"Polish Joke," which opened Tuesday at City Center's Stage II, is a fresh take on one of the oldest of theatrical themes. Second-generation American immigrants have been grappling on stage and on screen with the question of assimilation ever since "Abie's Irish Rose," and Jasiu (Malcolm Gets), who is struggling to break free from the stranglehold of his heritage, is cut from broadly similar cloth. Warned by his godfather (Richard Ziman) that "all Polish jokes are true" and that the only way for a Pole to get anywhere is to "impersonate somebody who is not Polish," he changes his name to John Sadler, drops out of the seminary to become a novelist, dates a rich Jewish girl (Nancy Bell), even tries to pass himself off as Irish. Naturally, none of it works, and Jasiu finally learns that the only thing worse than being Polish is trying to pretend you're not.
Described this way, "Polish Joke" sounds rather like "My Big Fat Greek Wedding," only with an IQ of 200. But instead of turning out a conventionally carpentered three-act Problem Play, Mr. Ives has structured his loosely autobiographical tale as a series of related sketches, a set of picaresque variations on a comic theme--and it works, not least because of his uncanny ear. I laughed so hard at Jasiu's encounter with a cliché-spewing Irish travel agent (Nancy Opel) that I thought I might rupture myself: "Sure, isn't the breeze today as fine and lovely and grand and blessed as the first good fart after a plate o' cooked cabbage?"
It isn't news that Mr. Ives is funny. What is surprising about "Polish Joke" is the sustained intensity of its heartfelt moments, especially the vignette in which Jasiu tells his urbane priest-professor (Walter Bobbie) that he has lost his vocation and is dropping out of the seminary. Typically, Mr. Ives detonates one of the show's biggest punch lines in mid-scene. Asked if he ever had any doubts about his own calling, the priest replies, "Well, there are those Saturday nights when it's just you and the pastor singing 'The Mikado' together in the rectory. Times like that you start to wonder." (Mr. Bobbie puts a wicked spin on this line.) But instead of shying away from the emotion of the moment and vanishing into an inky cloud of one-liners, Mr. Ives plays it to the hilt, screwing up the tension in such a way as to leave no doubt of his underlying seriousness of purpose. For "Polish Joke," like every first-rate comedy, is really about the human condition--the ethnic joke as metaphor for man's fate--and the louder you laugh at its verbal skyrockets, the closer you'll come to crying at evening's end.
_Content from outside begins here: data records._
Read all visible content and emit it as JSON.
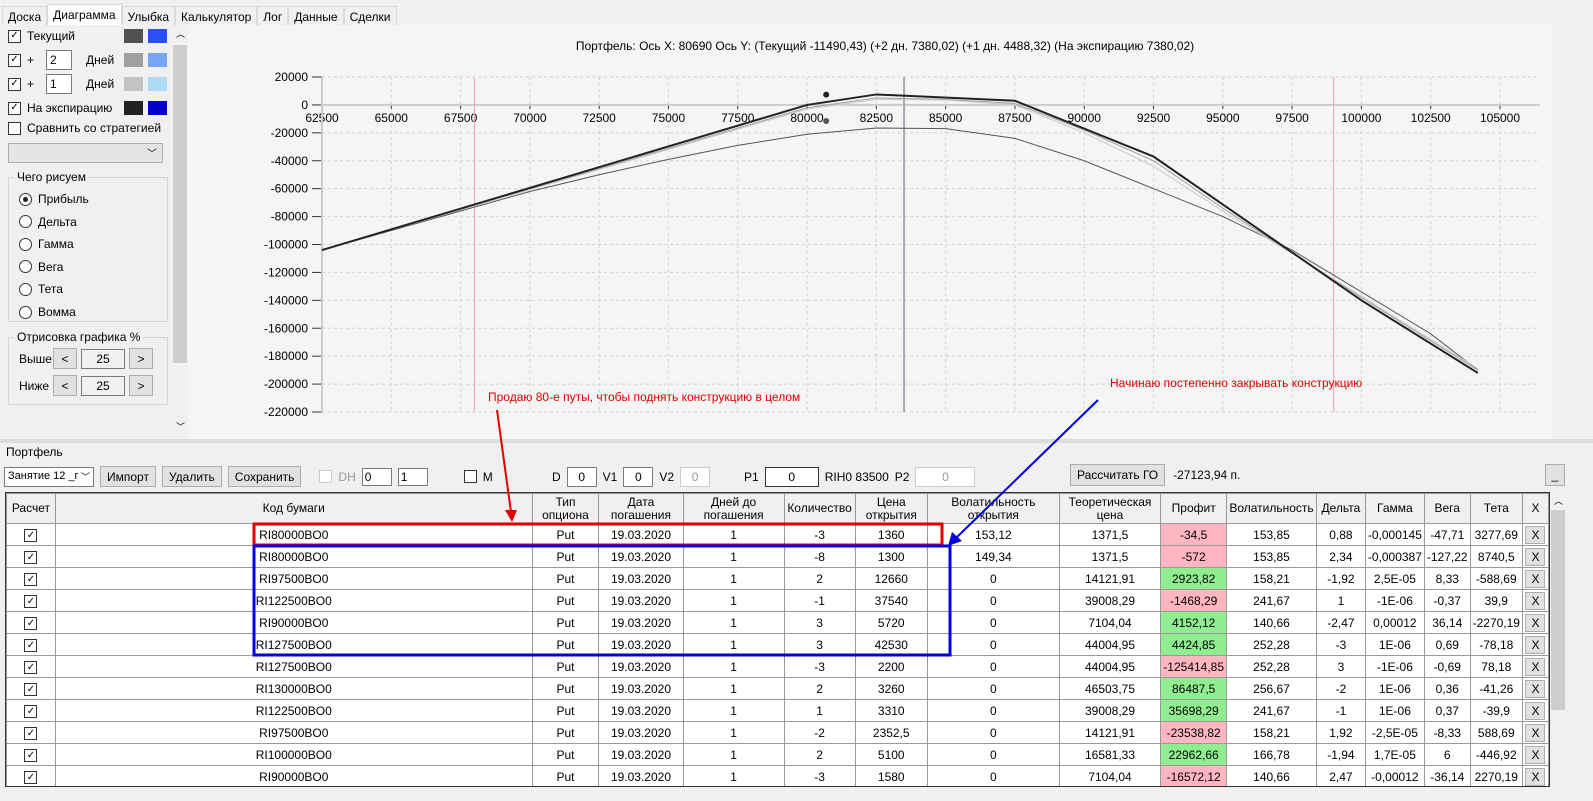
{
  "tabs": [
    "Доска",
    "Диаграмма",
    "Улыбка",
    "Калькулятор",
    "Лог",
    "Данные",
    "Сделки"
  ],
  "left": {
    "curves": [
      {
        "label": "Текущий",
        "checked": true,
        "days": null,
        "color1": "#505050",
        "color2": "#2a4ff5"
      },
      {
        "label": "+",
        "checked": true,
        "days": "2",
        "days_label": "Дней",
        "color1": "#a0a0a0",
        "color2": "#78a6f2"
      },
      {
        "label": "+",
        "checked": true,
        "days": "1",
        "days_label": "Дней",
        "color1": "#c3c3c3",
        "color2": "#aedaf7"
      },
      {
        "label": "На экспирацию",
        "checked": true,
        "days": null,
        "color1": "#222222",
        "color2": "#0000c8"
      }
    ],
    "compare_label": "Сравнить со стратегией",
    "draw_group": "Чего рисуем",
    "draw_options": [
      "Прибыль",
      "Дельта",
      "Гамма",
      "Вега",
      "Тета",
      "Вомма"
    ],
    "draw_selected": 0,
    "range_group": "Отрисовка графика %",
    "above_label": "Выше",
    "above_value": "25",
    "below_label": "Ниже",
    "below_value": "25",
    "prev": "<",
    "next": ">"
  },
  "chart_data": {
    "type": "line",
    "title": "Портфель: Ось X: 80690 Ось Y:  (Текущий -11490,43)  (+2 дн. 7380,02)  (+1 дн. 4488,32)  (На экспирацию 7380,02)",
    "xlim": [
      62500,
      105000
    ],
    "ylim": [
      -220000,
      20000
    ],
    "xticks": [
      62500,
      65000,
      67500,
      70000,
      72500,
      75000,
      77500,
      80000,
      82500,
      85000,
      87500,
      90000,
      92500,
      95000,
      97500,
      100000,
      102500,
      105000
    ],
    "yticks": [
      20000,
      0,
      -20000,
      -40000,
      -60000,
      -80000,
      -100000,
      -120000,
      -140000,
      -160000,
      -180000,
      -200000,
      -220000
    ],
    "grid": true,
    "vlines": [
      {
        "x": 68000,
        "color": "#f4a0a8"
      },
      {
        "x": 83500,
        "color": "#a0aab8"
      },
      {
        "x": 99000,
        "color": "#f4a0a8"
      }
    ],
    "series": [
      {
        "color": "#555555",
        "width": 1,
        "points": [
          [
            62500,
            -104000
          ],
          [
            65000,
            -90000
          ],
          [
            67500,
            -76000
          ],
          [
            70000,
            -62000
          ],
          [
            72500,
            -50000
          ],
          [
            75000,
            -39000
          ],
          [
            77500,
            -29000
          ],
          [
            80000,
            -21000
          ],
          [
            82500,
            -16500
          ],
          [
            85000,
            -17000
          ],
          [
            87500,
            -24000
          ],
          [
            90000,
            -40000
          ],
          [
            92500,
            -60000
          ],
          [
            95000,
            -80000
          ],
          [
            97500,
            -104000
          ],
          [
            100000,
            -134000
          ],
          [
            102500,
            -164000
          ],
          [
            104200,
            -190000
          ]
        ]
      },
      {
        "color": "#a0a0a0",
        "width": 1,
        "points": [
          [
            62500,
            -104000
          ],
          [
            80000,
            -2000
          ],
          [
            82500,
            5000
          ],
          [
            85000,
            4000
          ],
          [
            87500,
            1000
          ],
          [
            90000,
            -18000
          ],
          [
            92500,
            -40000
          ],
          [
            95000,
            -74000
          ],
          [
            100000,
            -138000
          ],
          [
            104200,
            -190000
          ]
        ]
      },
      {
        "color": "#c8c8c8",
        "width": 1,
        "points": [
          [
            62500,
            -104000
          ],
          [
            80000,
            -3000
          ],
          [
            82500,
            4000
          ],
          [
            85000,
            3500
          ],
          [
            87500,
            0
          ],
          [
            90000,
            -20000
          ],
          [
            92500,
            -44000
          ],
          [
            95000,
            -76000
          ],
          [
            100000,
            -137000
          ],
          [
            104200,
            -189000
          ]
        ]
      },
      {
        "color": "#222222",
        "width": 2,
        "points": [
          [
            62500,
            -104000
          ],
          [
            80000,
            0
          ],
          [
            82500,
            7500
          ],
          [
            87500,
            3000
          ],
          [
            92500,
            -37000
          ],
          [
            100000,
            -140000
          ],
          [
            104200,
            -192000
          ]
        ]
      }
    ],
    "markers": [
      {
        "x": 80690,
        "y": 7380,
        "color": "#222222"
      },
      {
        "x": 80690,
        "y": -11490,
        "color": "#555555"
      }
    ]
  },
  "annotations": {
    "red_text": "Продаю 80-е путы, чтобы поднять конструкцию в целом",
    "blue_text": "Начинаю постепенно закрывать конструкцию"
  },
  "portfolio": {
    "group_label": "Портфель",
    "select": "Занятие 12 _г",
    "import": "Импорт",
    "delete": "Удалить",
    "save": "Сохранить",
    "dh": "DH",
    "spin1": "0",
    "spin2": "1",
    "m": "M",
    "d_label": "D",
    "d": "0",
    "v1_label": "V1",
    "v1": "0",
    "v2_label": "V2",
    "v2": "0",
    "p1_label": "P1",
    "p1": "0",
    "rih": "RIH0 83500",
    "p2_label": "P2",
    "p2": "0",
    "calc": "Рассчитать ГО",
    "go_value": "-27123,94 п.",
    "minimize": "_"
  },
  "table": {
    "headers": [
      "Расчет",
      "Код бумаги",
      "Тип опциона",
      "Дата погашения",
      "Дней до погашения",
      "Количество",
      "Цена открытия",
      "Волатильность открытия",
      "Теоретическая цена",
      "Профит",
      "Волатильность",
      "Дельта",
      "Гамма",
      "Вега",
      "Тета",
      "X"
    ],
    "rows": [
      [
        "RI80000BO0",
        "Put",
        "19.03.2020",
        "1",
        "-3",
        "1360",
        "153,12",
        "1371,5",
        "-34,5",
        "153,85",
        "0,88",
        "-0,000145",
        "-47,71",
        "3277,69"
      ],
      [
        "RI80000BO0",
        "Put",
        "19.03.2020",
        "1",
        "-8",
        "1300",
        "149,34",
        "1371,5",
        "-572",
        "153,85",
        "2,34",
        "-0,000387",
        "-127,22",
        "8740,5"
      ],
      [
        "RI97500BO0",
        "Put",
        "19.03.2020",
        "1",
        "2",
        "12660",
        "0",
        "14121,91",
        "2923,82",
        "158,21",
        "-1,92",
        "2,5E-05",
        "8,33",
        "-588,69"
      ],
      [
        "RI122500BO0",
        "Put",
        "19.03.2020",
        "1",
        "-1",
        "37540",
        "0",
        "39008,29",
        "-1468,29",
        "241,67",
        "1",
        "-1E-06",
        "-0,37",
        "39,9"
      ],
      [
        "RI90000BO0",
        "Put",
        "19.03.2020",
        "1",
        "3",
        "5720",
        "0",
        "7104,04",
        "4152,12",
        "140,66",
        "-2,47",
        "0,00012",
        "36,14",
        "-2270,19"
      ],
      [
        "RI127500BO0",
        "Put",
        "19.03.2020",
        "1",
        "3",
        "42530",
        "0",
        "44004,95",
        "4424,85",
        "252,28",
        "-3",
        "1E-06",
        "0,69",
        "-78,18"
      ],
      [
        "RI127500BO0",
        "Put",
        "19.03.2020",
        "1",
        "-3",
        "2200",
        "0",
        "44004,95",
        "-125414,85",
        "252,28",
        "3",
        "-1E-06",
        "-0,69",
        "78,18"
      ],
      [
        "RI130000BO0",
        "Put",
        "19.03.2020",
        "1",
        "2",
        "3260",
        "0",
        "46503,75",
        "86487,5",
        "256,67",
        "-2",
        "1E-06",
        "0,36",
        "-41,26"
      ],
      [
        "RI122500BO0",
        "Put",
        "19.03.2020",
        "1",
        "1",
        "3310",
        "0",
        "39008,29",
        "35698,29",
        "241,67",
        "-1",
        "1E-06",
        "0,37",
        "-39,9"
      ],
      [
        "RI97500BO0",
        "Put",
        "19.03.2020",
        "1",
        "-2",
        "2352,5",
        "0",
        "14121,91",
        "-23538,82",
        "158,21",
        "1,92",
        "-2,5E-05",
        "-8,33",
        "588,69"
      ],
      [
        "RI100000BO0",
        "Put",
        "19.03.2020",
        "1",
        "2",
        "5100",
        "0",
        "16581,33",
        "22962,66",
        "166,78",
        "-1,94",
        "1,7E-05",
        "6",
        "-446,92"
      ],
      [
        "RI90000BO0",
        "Put",
        "19.03.2020",
        "1",
        "-3",
        "1580",
        "0",
        "7104,04",
        "-16572,12",
        "140,66",
        "2,47",
        "-0,00012",
        "-36,14",
        "2270,19"
      ]
    ],
    "delete_label": "X",
    "check": "✓"
  }
}
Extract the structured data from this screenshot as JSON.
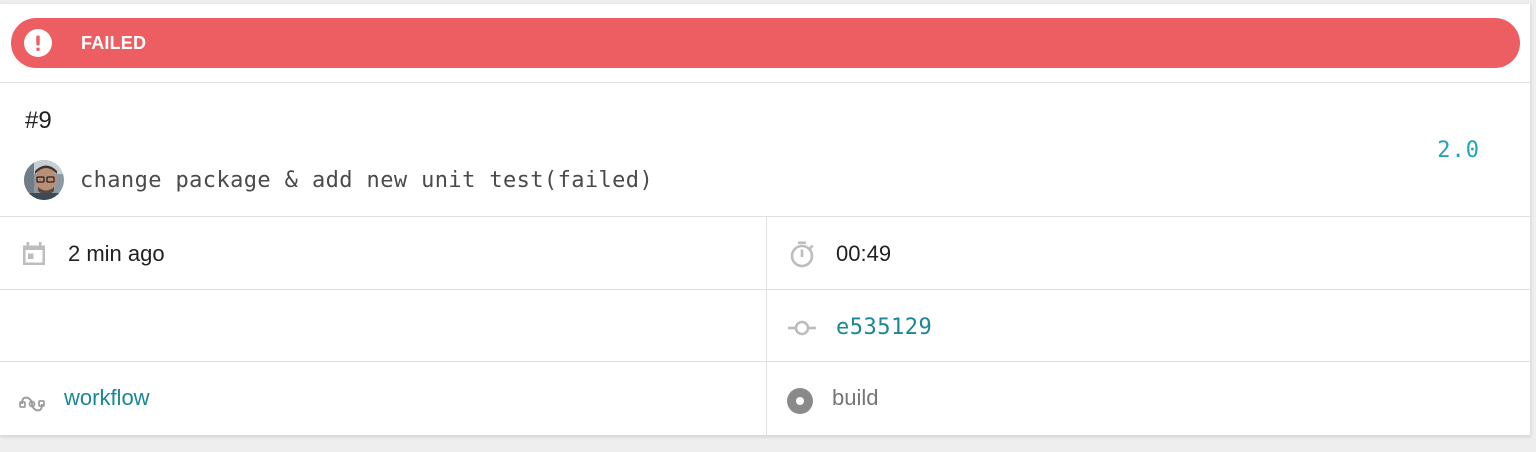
{
  "status": {
    "label": "FAILED",
    "color": "#ec5e61",
    "icon": "exclamation-icon"
  },
  "build": {
    "number": "#9",
    "commit_message": "change package & add new unit test(failed)",
    "branch": "2.0"
  },
  "details": {
    "created": "2 min ago",
    "duration": "00:49",
    "commit_sha": "e535129",
    "workflow": "workflow",
    "stage": "build"
  },
  "icons": {
    "created": "calendar-icon",
    "duration": "stopwatch-icon",
    "commit": "git-commit-icon",
    "workflow": "workflow-icon",
    "stage": "stage-dot-icon"
  },
  "colors": {
    "accent_link": "#1a8796",
    "branch_link": "#1ea5b6",
    "failed": "#ec5e61"
  }
}
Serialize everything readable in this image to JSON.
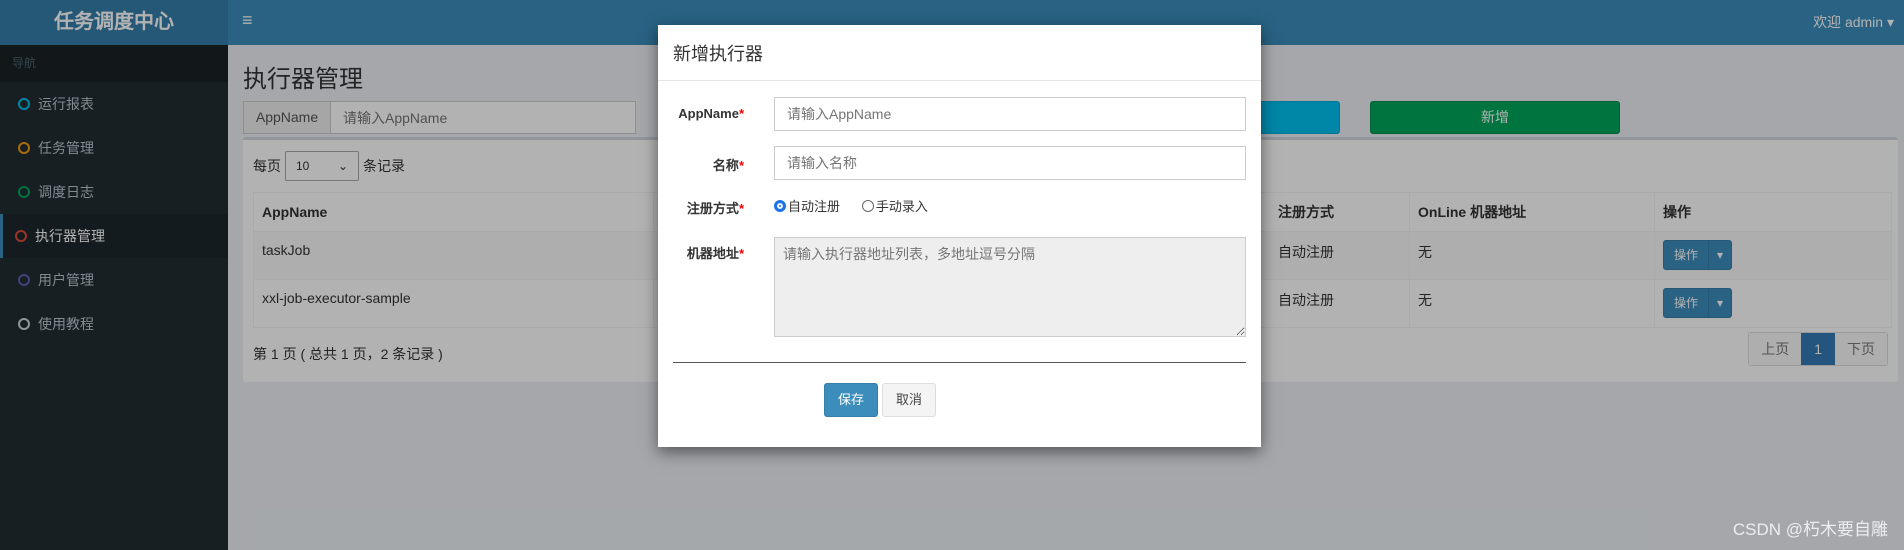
{
  "header": {
    "logo": "任务调度中心",
    "menu_icon": "≡",
    "user": "欢迎 admin ▾"
  },
  "sidebar": {
    "nav_label": "导航",
    "items": [
      {
        "label": "运行报表",
        "color": "#00c0ef"
      },
      {
        "label": "任务管理",
        "color": "#f39c12"
      },
      {
        "label": "调度日志",
        "color": "#00a65a"
      },
      {
        "label": "执行器管理",
        "color": "#dd4b39",
        "active": true
      },
      {
        "label": "用户管理",
        "color": "#605ca8"
      },
      {
        "label": "使用教程",
        "color": "#d2d6de"
      }
    ]
  },
  "main": {
    "title": "执行器管理",
    "search": {
      "addon": "AppName",
      "placeholder": "请输入AppName"
    },
    "add_button": "新增",
    "length": {
      "prefix": "每页",
      "value": "10",
      "suffix": "条记录"
    },
    "table": {
      "headers": [
        "AppName",
        "",
        "",
        "注册方式",
        "OnLine 机器地址",
        "操作"
      ],
      "rows": [
        {
          "appname": "taskJob",
          "reg": "自动注册",
          "online": "无",
          "action": "操作"
        },
        {
          "appname": "xxl-job-executor-sample",
          "reg": "自动注册",
          "online": "无",
          "action": "操作"
        }
      ]
    },
    "info": "第 1 页 ( 总共 1 页，2 条记录 )",
    "pagination": {
      "prev": "上页",
      "current": "1",
      "next": "下页"
    }
  },
  "modal": {
    "title": "新增执行器",
    "appname_label": "AppName",
    "appname_placeholder": "请输入AppName",
    "name_label": "名称",
    "name_placeholder": "请输入名称",
    "reg_label": "注册方式",
    "reg_options": [
      "自动注册",
      "手动录入"
    ],
    "reg_selected": "自动注册",
    "addr_label": "机器地址",
    "addr_placeholder": "请输入执行器地址列表，多地址逗号分隔",
    "required_mark": "*",
    "save": "保存",
    "cancel": "取消"
  },
  "watermark": "CSDN @朽木要自雕"
}
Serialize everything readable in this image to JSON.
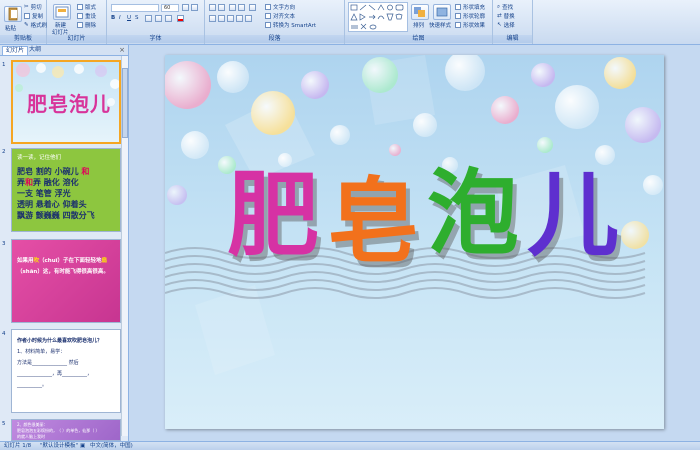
{
  "ribbon": {
    "groups": {
      "clipboard": "剪贴板",
      "slides": "幻灯片",
      "font": "字体",
      "paragraph": "段落",
      "drawing": "绘图",
      "editing": "编辑"
    },
    "clipboard": {
      "paste": "粘贴",
      "cut": "剪切",
      "copy": "复制",
      "format_painter": "格式刷"
    },
    "slides": {
      "new_slide": "新建",
      "new_slide2": "幻灯片",
      "layout": "版式",
      "reset": "重设",
      "delete": "删除"
    },
    "font": {
      "font_size": "60"
    },
    "paragraph": {
      "text_direction": "文字方向",
      "align_text": "对齐文本",
      "smartart": "转换为 SmartArt"
    },
    "drawing": {
      "arrange": "排列",
      "quick_styles": "快速样式",
      "shape_fill": "形状填充",
      "shape_outline": "形状轮廓",
      "shape_effects": "形状效果"
    },
    "editing": {
      "find": "查找",
      "replace": "替换",
      "select": "选择"
    }
  },
  "left_pane": {
    "tab_slides": "幻灯片",
    "tab_outline": "大纲",
    "close": "×",
    "slides": [
      {
        "num": "1",
        "title": "肥皂泡儿"
      },
      {
        "num": "2",
        "heading": "读一读，记住他们",
        "lines": [
          [
            "肥皂",
            "割的",
            "小碗儿",
            "和"
          ],
          [
            "弄",
            "和",
            "弄",
            "融化",
            "溶化"
          ],
          [
            "一支",
            "笔管",
            "浮光"
          ],
          [
            "透明",
            "悬着心",
            "仰着头"
          ],
          [
            "飘游",
            "颤巍巍",
            "四散分飞"
          ]
        ]
      },
      {
        "num": "3",
        "text1": "如果用",
        "hl1": "吹",
        "text2": "（chuī）子在下面轻轻地",
        "hl2": "扇",
        "text3": "（shān）这，有时能飞得很高很",
        "text4": "高。"
      },
      {
        "num": "4",
        "q": "作者小时候为什么最喜欢吹肥皂泡儿？",
        "l1": "1、材料简单，易学：",
        "l2": "方法是______________ 然后",
        "l3": "______________，再__________，",
        "l4": "__________。"
      },
      {
        "num": "5",
        "l1": "2、颜色很美丽：",
        "l2": "肥皂泡泡五彩缤纷的，（       ）的单色，仙那（       ）",
        "l3": "的就人脑上我时"
      }
    ]
  },
  "slide_main": {
    "title_chars": [
      "肥",
      "皂",
      "泡",
      "儿"
    ]
  },
  "status": {
    "slide_info": "幻灯片 1/8",
    "theme": "\"默认设计模板\"",
    "language": "中文(简体，中国)"
  },
  "colors": {
    "accent": "#f5a623",
    "ribbon_text": "#15428b"
  }
}
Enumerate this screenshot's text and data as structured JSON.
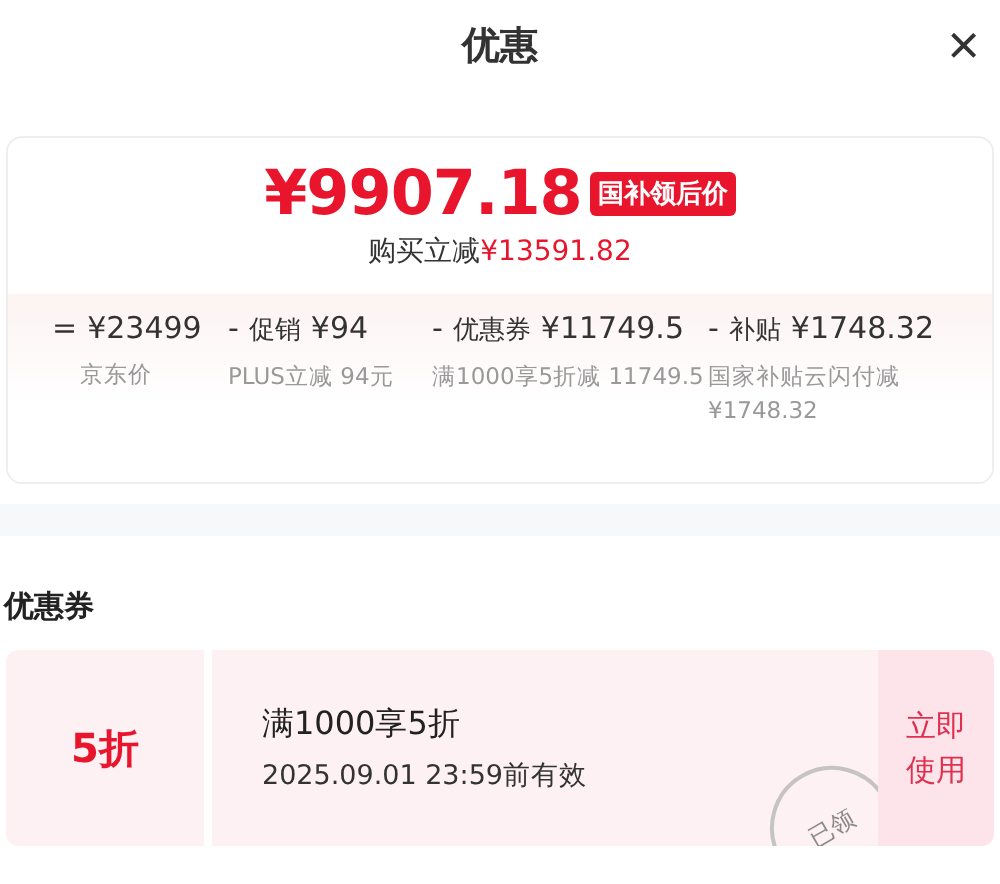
{
  "header": {
    "title": "优惠",
    "close": "×"
  },
  "summary": {
    "price": "¥9907.18",
    "tag": "国补领后价",
    "reduction_label": "购买立减",
    "reduction_amount": "¥13591.82",
    "breakdown": [
      {
        "operator": "=",
        "amount": "¥23499",
        "note": "京东价"
      },
      {
        "operator": "-",
        "label": "促销",
        "amount": "¥94",
        "note": "PLUS立减 94元"
      },
      {
        "operator": "-",
        "label": "优惠券",
        "amount": "¥11749.5",
        "note": "满1000享5折减 11749.5"
      },
      {
        "operator": "-",
        "label": "补贴",
        "amount": "¥1748.32",
        "note": "国家补贴云闪付减 ¥1748.32"
      }
    ]
  },
  "coupons_section": {
    "title": "优惠券",
    "coupons": [
      {
        "value": "5折",
        "title": "满1000享5折",
        "validity": "2025.09.01 23:59前有效",
        "action": "立即使用",
        "stamp": "已领"
      }
    ]
  }
}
The five-person cast, egged on by director John Rando, tears through the script like a bullet train, and the effect is crisp and exhilarating. Mr. Rando, of course, won a Tony last year for "Urinetown," which I happened to see for the first time a few weeks after 9/11. I still remember the rush of relief I felt as I shook off my fears and surrendered myself to that delicious show. New Yorkers were sorely in need of laughter back then, and I dare say they will need it no less in the coming days, for which reason we owe a great debt to David Ives. Alas, "Polish Joke" is set to play only through April 20, so go while you can--but cross your fingers. The Manhattan Theatre Club has a good thing going, and I hope they change their minds and let it run and run and run.
Posted May 15, 2012 12:00 AM